As of version 3.1, the database adapters still have a ways to go before they completely abstract away the differences in SQL between SQL databases. For the most part, they are helpers in the codegen process, enabling the code generator to examine the schema of the database.


The QQuery class encapsulates functions that help you build SQL statements to execute against the database, without actually having to write any SQL. QQuery interacts with QQNodes to traverse the database structure, and to build fragements of SQL. For the most part, you will only interact directly with QQuery when creating logic for conditions when selecting from the database, and when specifying additional clauses for ordering or joining tables.


A QQNode represents a table or a column in the database and the relationships that connect them. QQNodes are generated by the code generator. QQNodes make it easy to join tables and follow foreign key chains.

A node starts with a reference to a table. You then select a field in a related table by using standard PHP properties. For example, the following node refers to the first name of a manager in a project, and automatically joins the Project and Person table together to do that:


For more detail on using nodes, see the Examples and Tutorial website.


Model objects are created by the code generator. Each object represents a table in the database.

To get an object, you can use one of the following static functions located in the object:

Once you have an object, you can use the generated getters and setters to access the individual fields in the object. After changing an object, use the Save function on the object to write it back to the database.

To create an object, simply use the PHP new keyword, and fill in the fields with setters. Then call Save.

To delete an object, first load it using one of the functions above, and then call Delete on the object.

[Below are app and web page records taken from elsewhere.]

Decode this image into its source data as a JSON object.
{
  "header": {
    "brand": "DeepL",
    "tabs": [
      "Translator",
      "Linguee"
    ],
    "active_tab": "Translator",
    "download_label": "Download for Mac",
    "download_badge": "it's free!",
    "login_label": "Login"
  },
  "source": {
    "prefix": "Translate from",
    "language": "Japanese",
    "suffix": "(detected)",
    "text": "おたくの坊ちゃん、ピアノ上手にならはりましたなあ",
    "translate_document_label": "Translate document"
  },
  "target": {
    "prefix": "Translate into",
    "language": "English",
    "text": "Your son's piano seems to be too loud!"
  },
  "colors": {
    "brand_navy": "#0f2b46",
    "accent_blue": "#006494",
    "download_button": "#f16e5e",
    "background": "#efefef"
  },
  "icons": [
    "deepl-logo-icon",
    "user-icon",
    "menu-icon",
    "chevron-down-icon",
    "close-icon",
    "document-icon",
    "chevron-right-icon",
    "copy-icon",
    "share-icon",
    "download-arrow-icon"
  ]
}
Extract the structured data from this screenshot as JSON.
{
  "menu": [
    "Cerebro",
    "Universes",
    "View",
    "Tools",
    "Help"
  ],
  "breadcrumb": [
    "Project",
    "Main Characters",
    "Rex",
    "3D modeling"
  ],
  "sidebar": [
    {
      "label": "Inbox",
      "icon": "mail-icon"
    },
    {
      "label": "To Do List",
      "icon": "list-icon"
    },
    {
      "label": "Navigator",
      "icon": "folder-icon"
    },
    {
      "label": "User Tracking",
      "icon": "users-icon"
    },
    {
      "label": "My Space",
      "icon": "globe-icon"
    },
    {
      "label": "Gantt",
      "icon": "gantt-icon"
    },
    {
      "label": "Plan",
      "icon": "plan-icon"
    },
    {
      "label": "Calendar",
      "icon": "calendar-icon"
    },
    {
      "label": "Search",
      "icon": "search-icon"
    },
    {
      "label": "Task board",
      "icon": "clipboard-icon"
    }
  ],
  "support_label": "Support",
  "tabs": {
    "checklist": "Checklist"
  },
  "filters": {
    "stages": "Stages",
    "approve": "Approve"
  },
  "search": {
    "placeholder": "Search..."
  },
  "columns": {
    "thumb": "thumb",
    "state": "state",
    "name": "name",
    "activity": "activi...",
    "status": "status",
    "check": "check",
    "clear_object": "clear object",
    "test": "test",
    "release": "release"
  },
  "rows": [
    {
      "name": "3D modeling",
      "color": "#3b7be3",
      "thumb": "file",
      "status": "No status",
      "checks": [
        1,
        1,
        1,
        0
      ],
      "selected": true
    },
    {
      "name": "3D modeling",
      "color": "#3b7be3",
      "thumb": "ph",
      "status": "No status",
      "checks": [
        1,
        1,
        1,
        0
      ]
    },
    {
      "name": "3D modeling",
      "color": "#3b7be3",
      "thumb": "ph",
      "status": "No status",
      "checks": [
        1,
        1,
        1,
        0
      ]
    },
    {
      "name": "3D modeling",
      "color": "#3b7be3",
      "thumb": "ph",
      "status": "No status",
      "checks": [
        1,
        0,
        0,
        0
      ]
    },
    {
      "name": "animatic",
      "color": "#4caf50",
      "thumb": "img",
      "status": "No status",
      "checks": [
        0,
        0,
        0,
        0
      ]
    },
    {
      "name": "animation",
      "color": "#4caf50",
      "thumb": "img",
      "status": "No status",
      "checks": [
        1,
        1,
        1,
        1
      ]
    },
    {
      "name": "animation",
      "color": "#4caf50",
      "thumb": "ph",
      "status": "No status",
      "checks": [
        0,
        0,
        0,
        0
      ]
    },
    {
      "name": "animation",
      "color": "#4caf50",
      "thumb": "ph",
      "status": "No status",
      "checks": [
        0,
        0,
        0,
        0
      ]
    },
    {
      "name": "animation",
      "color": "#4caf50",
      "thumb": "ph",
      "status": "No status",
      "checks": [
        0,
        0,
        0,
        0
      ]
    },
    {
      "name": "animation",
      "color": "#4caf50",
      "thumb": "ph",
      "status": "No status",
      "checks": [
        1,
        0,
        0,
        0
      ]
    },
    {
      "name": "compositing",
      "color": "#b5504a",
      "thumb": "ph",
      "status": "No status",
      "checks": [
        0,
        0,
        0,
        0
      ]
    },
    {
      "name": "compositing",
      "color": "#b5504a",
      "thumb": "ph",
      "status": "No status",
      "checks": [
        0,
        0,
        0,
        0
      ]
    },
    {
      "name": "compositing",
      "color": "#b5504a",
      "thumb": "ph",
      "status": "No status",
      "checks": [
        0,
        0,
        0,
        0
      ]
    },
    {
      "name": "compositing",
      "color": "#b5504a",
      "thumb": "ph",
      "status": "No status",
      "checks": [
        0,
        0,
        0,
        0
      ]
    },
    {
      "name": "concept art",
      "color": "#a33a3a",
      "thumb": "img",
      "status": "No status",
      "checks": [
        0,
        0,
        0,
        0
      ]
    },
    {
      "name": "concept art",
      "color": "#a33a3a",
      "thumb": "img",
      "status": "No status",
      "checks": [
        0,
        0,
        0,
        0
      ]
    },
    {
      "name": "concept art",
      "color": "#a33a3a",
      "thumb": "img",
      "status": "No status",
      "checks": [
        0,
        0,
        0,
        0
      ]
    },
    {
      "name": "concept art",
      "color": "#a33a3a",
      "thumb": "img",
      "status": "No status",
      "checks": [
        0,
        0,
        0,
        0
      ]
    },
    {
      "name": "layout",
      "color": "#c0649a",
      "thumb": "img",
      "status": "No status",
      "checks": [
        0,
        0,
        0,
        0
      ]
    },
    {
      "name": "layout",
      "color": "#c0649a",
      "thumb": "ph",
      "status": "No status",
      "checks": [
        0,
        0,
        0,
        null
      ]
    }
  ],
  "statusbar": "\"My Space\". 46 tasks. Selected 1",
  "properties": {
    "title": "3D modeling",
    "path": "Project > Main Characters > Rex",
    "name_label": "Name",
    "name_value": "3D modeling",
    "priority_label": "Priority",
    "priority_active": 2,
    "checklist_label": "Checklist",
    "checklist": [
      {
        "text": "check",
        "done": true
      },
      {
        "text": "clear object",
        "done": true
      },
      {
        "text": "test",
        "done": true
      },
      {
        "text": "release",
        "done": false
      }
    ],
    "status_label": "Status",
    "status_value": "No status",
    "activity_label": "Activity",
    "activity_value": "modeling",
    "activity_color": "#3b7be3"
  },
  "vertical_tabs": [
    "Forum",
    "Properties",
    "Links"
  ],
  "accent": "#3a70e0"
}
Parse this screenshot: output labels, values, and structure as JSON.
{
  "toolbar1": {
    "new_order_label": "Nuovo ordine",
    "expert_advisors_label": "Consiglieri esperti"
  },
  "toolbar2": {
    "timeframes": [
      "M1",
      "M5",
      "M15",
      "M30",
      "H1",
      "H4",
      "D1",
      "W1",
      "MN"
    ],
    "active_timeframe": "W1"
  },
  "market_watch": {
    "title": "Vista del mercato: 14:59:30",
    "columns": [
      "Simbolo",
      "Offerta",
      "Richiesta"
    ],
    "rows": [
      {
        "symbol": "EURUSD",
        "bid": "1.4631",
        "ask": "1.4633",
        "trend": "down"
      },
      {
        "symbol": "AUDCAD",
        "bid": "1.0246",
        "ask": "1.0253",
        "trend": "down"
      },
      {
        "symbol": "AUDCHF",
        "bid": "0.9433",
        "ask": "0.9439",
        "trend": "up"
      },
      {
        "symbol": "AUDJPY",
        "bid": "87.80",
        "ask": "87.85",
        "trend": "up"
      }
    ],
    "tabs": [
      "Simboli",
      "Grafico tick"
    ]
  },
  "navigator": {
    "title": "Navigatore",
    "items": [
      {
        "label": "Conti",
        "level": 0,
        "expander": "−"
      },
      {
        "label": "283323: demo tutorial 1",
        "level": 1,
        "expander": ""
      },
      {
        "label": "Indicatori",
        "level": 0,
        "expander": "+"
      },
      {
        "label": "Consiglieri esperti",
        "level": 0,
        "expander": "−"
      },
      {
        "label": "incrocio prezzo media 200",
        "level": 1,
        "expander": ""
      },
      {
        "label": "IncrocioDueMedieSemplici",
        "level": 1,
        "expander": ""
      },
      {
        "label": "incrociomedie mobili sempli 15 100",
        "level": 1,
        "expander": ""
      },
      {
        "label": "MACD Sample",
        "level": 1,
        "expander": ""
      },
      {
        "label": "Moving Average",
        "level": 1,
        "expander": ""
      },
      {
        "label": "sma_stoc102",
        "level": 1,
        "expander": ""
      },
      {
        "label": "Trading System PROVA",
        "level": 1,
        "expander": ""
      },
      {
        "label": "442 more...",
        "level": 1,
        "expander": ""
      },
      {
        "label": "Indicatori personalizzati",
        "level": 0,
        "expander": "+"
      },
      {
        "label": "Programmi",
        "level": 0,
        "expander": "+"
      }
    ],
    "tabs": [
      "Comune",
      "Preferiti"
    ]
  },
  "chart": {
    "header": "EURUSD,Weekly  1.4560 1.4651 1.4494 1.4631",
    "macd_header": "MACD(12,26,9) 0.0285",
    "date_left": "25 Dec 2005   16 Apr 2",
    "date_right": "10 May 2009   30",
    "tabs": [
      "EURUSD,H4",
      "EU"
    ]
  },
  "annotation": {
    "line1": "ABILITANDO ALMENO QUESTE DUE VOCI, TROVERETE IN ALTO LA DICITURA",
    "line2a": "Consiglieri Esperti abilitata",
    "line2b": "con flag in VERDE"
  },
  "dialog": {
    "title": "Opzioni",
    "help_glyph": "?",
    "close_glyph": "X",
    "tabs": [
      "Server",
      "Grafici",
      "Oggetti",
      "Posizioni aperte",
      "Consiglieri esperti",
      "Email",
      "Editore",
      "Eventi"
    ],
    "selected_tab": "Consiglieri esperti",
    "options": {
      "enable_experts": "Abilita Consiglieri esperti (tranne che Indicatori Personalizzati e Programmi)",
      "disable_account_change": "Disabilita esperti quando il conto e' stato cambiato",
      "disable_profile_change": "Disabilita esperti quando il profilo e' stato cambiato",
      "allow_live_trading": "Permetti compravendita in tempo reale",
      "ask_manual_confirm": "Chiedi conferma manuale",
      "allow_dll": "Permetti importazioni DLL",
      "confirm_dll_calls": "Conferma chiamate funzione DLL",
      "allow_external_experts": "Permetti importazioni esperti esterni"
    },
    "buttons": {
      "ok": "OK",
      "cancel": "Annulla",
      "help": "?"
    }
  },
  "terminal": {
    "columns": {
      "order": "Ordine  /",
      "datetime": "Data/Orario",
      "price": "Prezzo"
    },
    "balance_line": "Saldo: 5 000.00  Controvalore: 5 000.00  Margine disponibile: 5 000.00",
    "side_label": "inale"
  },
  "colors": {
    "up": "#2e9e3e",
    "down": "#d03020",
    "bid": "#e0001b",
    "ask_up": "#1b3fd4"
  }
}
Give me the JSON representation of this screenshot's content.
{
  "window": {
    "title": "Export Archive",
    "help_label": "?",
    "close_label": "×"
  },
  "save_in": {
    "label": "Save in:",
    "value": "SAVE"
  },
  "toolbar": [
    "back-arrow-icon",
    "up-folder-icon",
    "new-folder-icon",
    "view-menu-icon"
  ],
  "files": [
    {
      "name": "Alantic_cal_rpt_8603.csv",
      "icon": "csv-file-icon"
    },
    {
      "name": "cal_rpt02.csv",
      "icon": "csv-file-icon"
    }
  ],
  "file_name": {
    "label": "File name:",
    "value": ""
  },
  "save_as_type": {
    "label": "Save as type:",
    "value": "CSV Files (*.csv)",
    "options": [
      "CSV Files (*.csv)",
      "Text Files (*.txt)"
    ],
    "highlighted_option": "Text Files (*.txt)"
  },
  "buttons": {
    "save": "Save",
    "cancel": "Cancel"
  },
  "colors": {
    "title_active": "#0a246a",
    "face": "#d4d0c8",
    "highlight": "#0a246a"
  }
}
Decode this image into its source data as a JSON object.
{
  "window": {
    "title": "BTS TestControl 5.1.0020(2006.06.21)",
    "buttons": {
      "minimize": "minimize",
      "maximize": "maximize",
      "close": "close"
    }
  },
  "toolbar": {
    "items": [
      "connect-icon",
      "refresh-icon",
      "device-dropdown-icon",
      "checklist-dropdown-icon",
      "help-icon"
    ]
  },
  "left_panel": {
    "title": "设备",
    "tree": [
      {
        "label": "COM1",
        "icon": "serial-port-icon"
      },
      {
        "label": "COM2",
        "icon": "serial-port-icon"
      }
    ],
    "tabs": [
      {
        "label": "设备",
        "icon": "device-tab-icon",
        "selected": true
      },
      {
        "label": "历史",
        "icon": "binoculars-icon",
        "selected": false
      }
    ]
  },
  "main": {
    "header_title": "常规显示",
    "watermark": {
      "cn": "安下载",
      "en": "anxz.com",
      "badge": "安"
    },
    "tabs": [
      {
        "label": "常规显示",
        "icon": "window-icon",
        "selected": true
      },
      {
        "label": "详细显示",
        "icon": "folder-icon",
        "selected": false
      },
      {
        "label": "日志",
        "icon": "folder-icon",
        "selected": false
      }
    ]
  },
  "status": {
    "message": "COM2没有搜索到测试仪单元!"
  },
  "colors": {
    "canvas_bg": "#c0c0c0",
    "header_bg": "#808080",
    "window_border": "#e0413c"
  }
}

You can use an object to get other objects from the database just by referring to them through their foreign keys. For example:

$objProject = Project::Load(1);
$objManagerPerson = $objProject->Manager;

Will get a Person object that is the manager of the project with id of 1, provide the Project table has a manager_id field that is a foreign key pointing to a Person record in the database.

See the Examples and Tutorial website for more detailed information on how to use models, nodes and QQuery to select specific information from the database, join tables, sort and limit results, and optimize your queries.